It happens almost every time I travel. I fall asleep, wake up when my head jerks forward or rolls to one side. I look around sheepishly wondering if anyone noticed that I’d fallen asleep. Invariably, the person across the aisle is sleeping peacefully, with a pillow supporting her neck and I think, next time I’m bringing one of those. But I never do.
Recently, I received a sample of The Sleeper. Unlike the pillow that we’re used to, the Sleeper, which resembles a sleep mask with adjustable straps, is designed to hold your head in place while you sleep.
Here’s how it works: Once you get to your seat on a plane, bus or train, you tie the Sleeper to the back of your seat, tighten to your head size then you pull the mask over your eyes. You can adjust the straps to keep your head in place.
It’s actually pretty simple to use. I got some curious stares when I used it on the bus to DC a few weeks ago.
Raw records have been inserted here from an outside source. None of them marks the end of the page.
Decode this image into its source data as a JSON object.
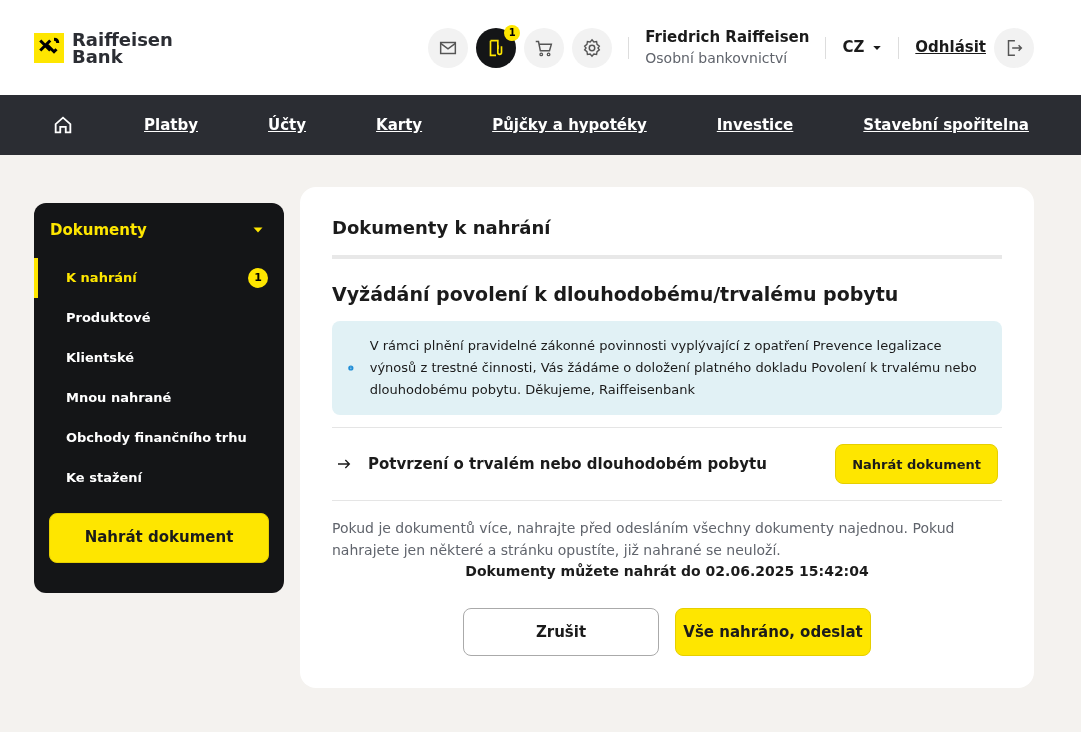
{
  "header": {
    "logo": {
      "line_1": "Raiffeisen",
      "line_2": "Bank"
    },
    "icons": [
      {
        "kind": "mail",
        "selected": false
      },
      {
        "kind": "documents",
        "selected": true,
        "badge": "1"
      },
      {
        "kind": "cart",
        "selected": false
      },
      {
        "kind": "settings",
        "selected": false
      }
    ],
    "user": {
      "name": "Friedrich Raiffeisen",
      "subtitle": "Osobní bankovnictví"
    },
    "language": "CZ",
    "logout": "Odhlásit"
  },
  "nav": {
    "items": [
      "Platby",
      "Účty",
      "Karty",
      "Půjčky a hypotéky",
      "Investice",
      "Stavební spořitelna"
    ]
  },
  "sidebar": {
    "title": "Dokumenty",
    "expanded": true,
    "items": [
      {
        "label": "K nahrání",
        "selected": true,
        "badge": "1"
      },
      {
        "label": "Produktové",
        "selected": false
      },
      {
        "label": "Klientské",
        "selected": false
      },
      {
        "label": "Mnou nahrané",
        "selected": false
      },
      {
        "label": "Obchody finančního trhu",
        "selected": false
      },
      {
        "label": "Ke stažení",
        "selected": false
      }
    ],
    "button": "Nahrát dokument"
  },
  "main": {
    "title": "Dokumenty k nahrání",
    "subtitle": "Vyžádání povolení k dlouhodobému/trvalému pobytu",
    "info": "V rámci plnění pravidelné zákonné povinnosti vyplývající z opatření Prevence legalizace výnosů z trestné činnosti, Vás žádáme o doložení platného dokladu Povolení k trvalému nebo dlouhodobému pobytu. Děkujeme, Raiffeisenbank",
    "documents": [
      {
        "label": "Potvrzení o trvalém nebo dlouhodobém pobytu",
        "button": "Nahrát dokument"
      }
    ],
    "note": "Pokud je dokumentů více, nahrajte před odesláním všechny dokumenty najednou. Pokud nahrajete jen některé a stránku opustíte, již nahrané se neuloží.",
    "deadline": "Dokumenty můžete nahrát do 02.06.2025 15:42:04",
    "cancel": "Zrušit",
    "submit": "Vše nahráno, odeslat"
  }
}
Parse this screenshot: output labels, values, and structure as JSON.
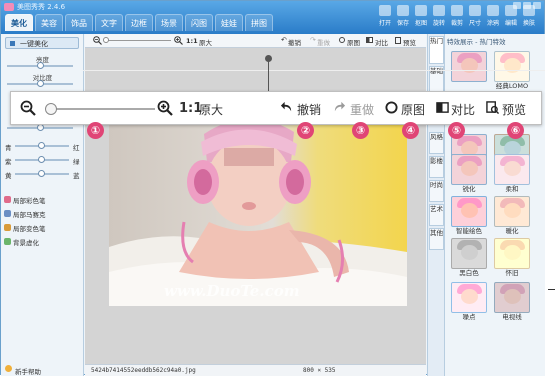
{
  "app": {
    "title": "美图秀秀 2.4.6"
  },
  "main_tabs": [
    "美化",
    "美容",
    "饰品",
    "文字",
    "边框",
    "场景",
    "闪图",
    "娃娃",
    "拼图"
  ],
  "tools": [
    "打开",
    "保存",
    "抠图",
    "旋转",
    "裁剪",
    "尺寸",
    "涂鸦",
    "编辑",
    "换肤"
  ],
  "left_panel": {
    "auto_btn": "一键美化",
    "brightness": "亮度",
    "contrast": "对比度",
    "color_rows": [
      {
        "left": "青",
        "right": "红",
        "value": 0.5
      },
      {
        "left": "紫",
        "right": "绿",
        "value": 0.5
      },
      {
        "left": "黄",
        "right": "蓝",
        "value": 0.5
      }
    ],
    "pens": [
      "局部彩色笔",
      "局部马赛克",
      "局部变色笔",
      "背景虚化"
    ],
    "help": "新手帮助"
  },
  "canvas": {
    "zoom_ratio": "1:1",
    "original": "原大",
    "undo": "撤销",
    "redo": "重做",
    "orig_img": "原图",
    "compare": "对比",
    "preview": "预览",
    "filename": "5424b7414552eeddb562c94a0.jpg",
    "size": "800 × 535",
    "watermark": "www.DuoTe.com"
  },
  "overlay": {
    "ratio": "1:1",
    "original": "原大",
    "undo": "撤销",
    "redo": "重做",
    "orig_img": "原图",
    "compare": "对比",
    "preview": "预览",
    "badges": [
      "①",
      "②",
      "③",
      "④",
      "⑤",
      "⑥"
    ]
  },
  "side_tabs": [
    "热门",
    "基础",
    "风格",
    "影楼",
    "时尚",
    "艺术",
    "其他"
  ],
  "right_panel": {
    "title": "特效展示 - 热门特效",
    "effects": [
      "",
      "经典LOMO",
      "",
      "",
      "",
      "冷色",
      "锐化",
      "柔和",
      "智能绘色",
      "暖化",
      "黑白色",
      "怀旧",
      "噪点",
      "电视线"
    ]
  }
}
My seat mate wanted to know what it was and I had to explain to the guy sitting behind me why I needed invade his space to tie it to the back of my seat.
Since I’ve never used a mask to sleep, I was unsure how I’d fare with the Sleeper, whether I’d want to take it off or whether I’d sleep at all. Sleep, I did and my head didn’t roll like it would have had it not have support.
The Sleeper did let a bit of light in at the nose area and that was a bit distracting but on the whole, I think it’s a great sleep aid.
Speaking of seat, the Sleeper’s strap (1.5m x 2cm) is suitable for seat backs that are 35 inches (90 cm) or more wide.
The outer side of the Sleeper is made of hypoallergenic material that is suitable for those with sensitive skin, the inner side of fleece. The mask itself measures 10.6″ x 4.3″ (or 270 x 110mm). The whole thing fits into a little pouch so you can have it handy whenever you travel. And its bright orange color makes it hard to miss.
The Sleeper was invented by Lana Dey, a self-described travel addict, who on a road trip took a belt and tied her head to the headrest of a car. (The Sleeper is a better idea, Lana.) A recently closed Indiegogo campaign raised some of the funds Lana and her team need to begin mass production of the Sleeper.